Boeing Starliner Successfully Launched to Orbit But Two or Twelve Thrusters Have Failed

Boeing’s CST-100 Starliner is in orbit, heading for the International Space Station following launch Thursday of the next-generation spacecraft on a United Launch Alliance (ULA) Atlas V rocket on a mission designed to test the end-to-end capabilities of the crew-capable system as part of NASA’s Commercial Crew Program. The Starliner has propulsion troubles early in…
Boeing Starliner Successfully Launched to Orbit But Two or Twelve Thrusters Have Failed


Boeing’s CST-100 Starliner is in orbit, heading for the International Space Station following launch Thursday of the next-generation spacecraft on a United Launch Alliance (ULA) Atlas V rocket on a mission designed to test the end-to-end capabilities of the crew-capable system as part of NASA’s Commercial Crew Program.

The Starliner has propulsion troubles early in its journey, with two thrusters responsible for orbital maneuvering failing for unclear reasons.

At a post-launch press conference, senior NASA official Steve Sitch said: “Overall, the spacecraft is doing really well,” but he also flagged two anomalies that engineers were now working to understand.

1. Two out of 12 orbital maneuvering and attitude control (OMAC) thrusters located on Starliner’s aft side had initially fired but then shut down, forcing a third to take up their slack.

2. A device known as a sublimator responsible for cooling the spacecraft was initially slow to get started.

Angry Astronaut makes the case that it would be safer and more prudent to have Starliner hang out 2000 meters away from the ISS until they can investigate the failed thruster. There are astronauts on the ISS. There is a lot of pressure to get Starliner in and certified after years of failures and delays. It is very likely that nothing happens with the two failed thrusters but we do not know why they failed. If there was a problem while Starliner is docked to the ISS then the crew could be put at risk and the ISS station could be put at risk.

NASA is looking to certify Starliner as a second “taxi” service for its astronauts to the space station — a role that Elon Musk’s SpaceX has provided since succeeding in a test mission for its Dragon capsule in 2020.

Boeing and SpaceX were awarded fixed-price contracts — $4.2 billion to Boeing, and $2.6 billion to SpaceX — in 2014, shortly after the end of the Space Shuttle program, during a time when the United States was left reliant on Russian Soyuz rockets for rides to the orbital outpost.

Read More

Total
0
Shares
Leave a Reply

Your email address will not be published.

Related Posts
Future Shock: Weirdcore
Read More
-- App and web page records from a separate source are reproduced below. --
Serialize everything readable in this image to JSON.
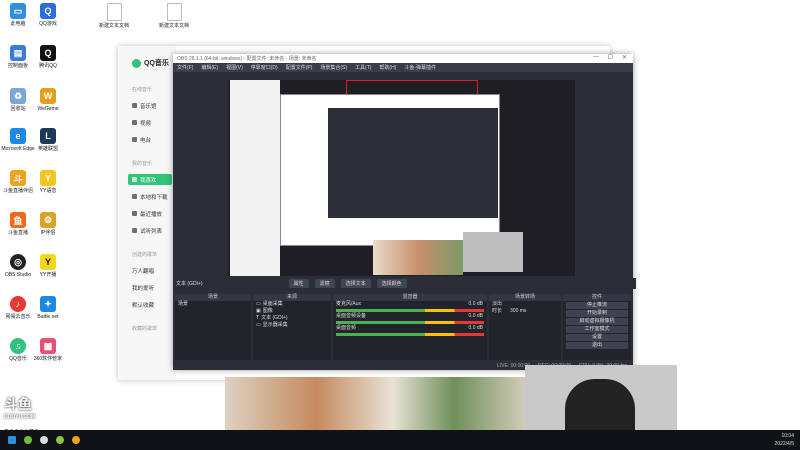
{
  "desktop": {
    "icons": [
      {
        "label": "此电脑",
        "color": "#2f8fdc"
      },
      {
        "label": "QQ游戏",
        "color": "#2a6fd6"
      },
      {
        "label": "新建文本文档",
        "color": "#ffffff"
      },
      {
        "label": "新建文本文档",
        "color": "#ffffff"
      },
      {
        "label": "控制面板",
        "color": "#3a7bd5"
      },
      {
        "label": "腾讯QQ",
        "color": "#111111"
      },
      {
        "label": "回收站",
        "color": "#7aa7d8"
      },
      {
        "label": "WeGame",
        "color": "#e0a21b"
      },
      {
        "label": "Microsoft Edge",
        "color": "#1e88e5"
      },
      {
        "label": "英雄联盟",
        "color": "#1b3a5b"
      },
      {
        "label": "斗鱼直播伴侣",
        "color": "#f0a21b"
      },
      {
        "label": "YY语音",
        "color": "#f7c51e"
      },
      {
        "label": "斗鱼直播",
        "color": "#f06a1b"
      },
      {
        "label": "IP伴侣",
        "color": "#d9a32b"
      },
      {
        "label": "OBS Studio",
        "color": "#222222"
      },
      {
        "label": "YY开播",
        "color": "#f7d51e"
      },
      {
        "label": "网易云音乐",
        "color": "#e53935"
      },
      {
        "label": "Battle.net",
        "color": "#1e88e5"
      },
      {
        "label": "QQ音乐",
        "color": "#31c27c"
      },
      {
        "label": "360软件管家",
        "color": "#e94e77"
      }
    ]
  },
  "qqmusic": {
    "logo": "QQ音乐",
    "sections": {
      "online": "在线音乐",
      "mine": "我的音乐",
      "created": "创建的歌单",
      "collected": "收藏的歌单"
    },
    "items": {
      "music_hall": "音乐馆",
      "video": "视频",
      "radio": "电台",
      "liked": "我喜欢",
      "local": "本地和下载",
      "recent": "最近播放",
      "trial": "试听列表",
      "playlist1": "万人翻唱",
      "playlist2": "我的爱听",
      "default": "默认收藏"
    }
  },
  "obs": {
    "title": "OBS 26.1.1 (64-bit, windows) - 配置文件: 未命名 - 场景: 未命名",
    "menu": [
      "文件(F)",
      "编辑(E)",
      "视图(V)",
      "停靠窗口(D)",
      "配置文件(P)",
      "场景集合(S)",
      "工具(T)",
      "帮助(H)",
      "斗鱼-弹幕插件"
    ],
    "context": {
      "source": "文本 (GDI+)",
      "props": "属性",
      "filters": "滤镜",
      "select_text": "选择文本",
      "select_color": "选择颜色"
    },
    "docks": {
      "scenes": "场景",
      "sources": "来源",
      "mixer": "混音器",
      "transitions": "场景转场",
      "controls": "控件"
    },
    "scene_item": "场景",
    "sources": [
      "桌面采集",
      "图像",
      "文本 (GDI+)",
      "显示器采集"
    ],
    "mixer": [
      {
        "name": "麦克风/Aux",
        "db": "0.0 dB"
      },
      {
        "name": "桌面音频设备",
        "db": "0.0 dB"
      },
      {
        "name": "桌面音频",
        "db": "0.0 dB"
      }
    ],
    "transitions": {
      "type": "淡出",
      "duration_label": "时长",
      "duration": "300 ms"
    },
    "controls": [
      "停止推流",
      "开始录制",
      "启动虚拟摄像机",
      "工作室模式",
      "设置",
      "退出"
    ],
    "status": {
      "live": "LIVE: 00:00:00",
      "rec": "REC: 00:00:00",
      "cpu": "CPU: 0.9%, 30.00 fps"
    }
  },
  "overlay": {
    "brand": "斗鱼",
    "brand_sub": "DOUYU.COM",
    "room_id": "5220173"
  },
  "tray": {
    "time": "10:04",
    "date": "2022/4/5"
  }
}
Future Shock: Weirdcore

Weirdcore delves into his new work Subconscious, an abstract journey into the inner mind soundtracked by Aphex Twin. Weirdcore is a visual artist whose work has been inextricably linked with electronic music since he began experimenting with Max/MSP in the ’90s, drawing inspiration from the early rave scene to create lysergic visual collages. In 2004,…
DARPA Bioproduction in Space
Read More

DARPA Bioproduction in Space

DARPA will use biological processes for resource limited environments with its Biomanufacturing: Survival, Utility, and Reliability beyond Earth (B-SURE) program. DARPA wants to be make fuel, replacement parts or tools, and a wide range of other products. They could use fermentation equipment, feedstocks, and a freezer full of microbes that convert the feedstock into products…
US Will Pass 1 Million Covid Deaths in About Two Weeks
Read More

US Will Pass 1 Million Covid Deaths in About Two Weeks

Home » Medicine » US Will Pass 1 Million Covid Deaths in About Two Weeks The CDC records 993.3 thousand cumulative US covid deaths as of May 3, 2022 data and John Hopkins reports just short of 995k cumulative US covid deaths. Brian Wang is a Futurist Thought Leader and a popular Science blogger with…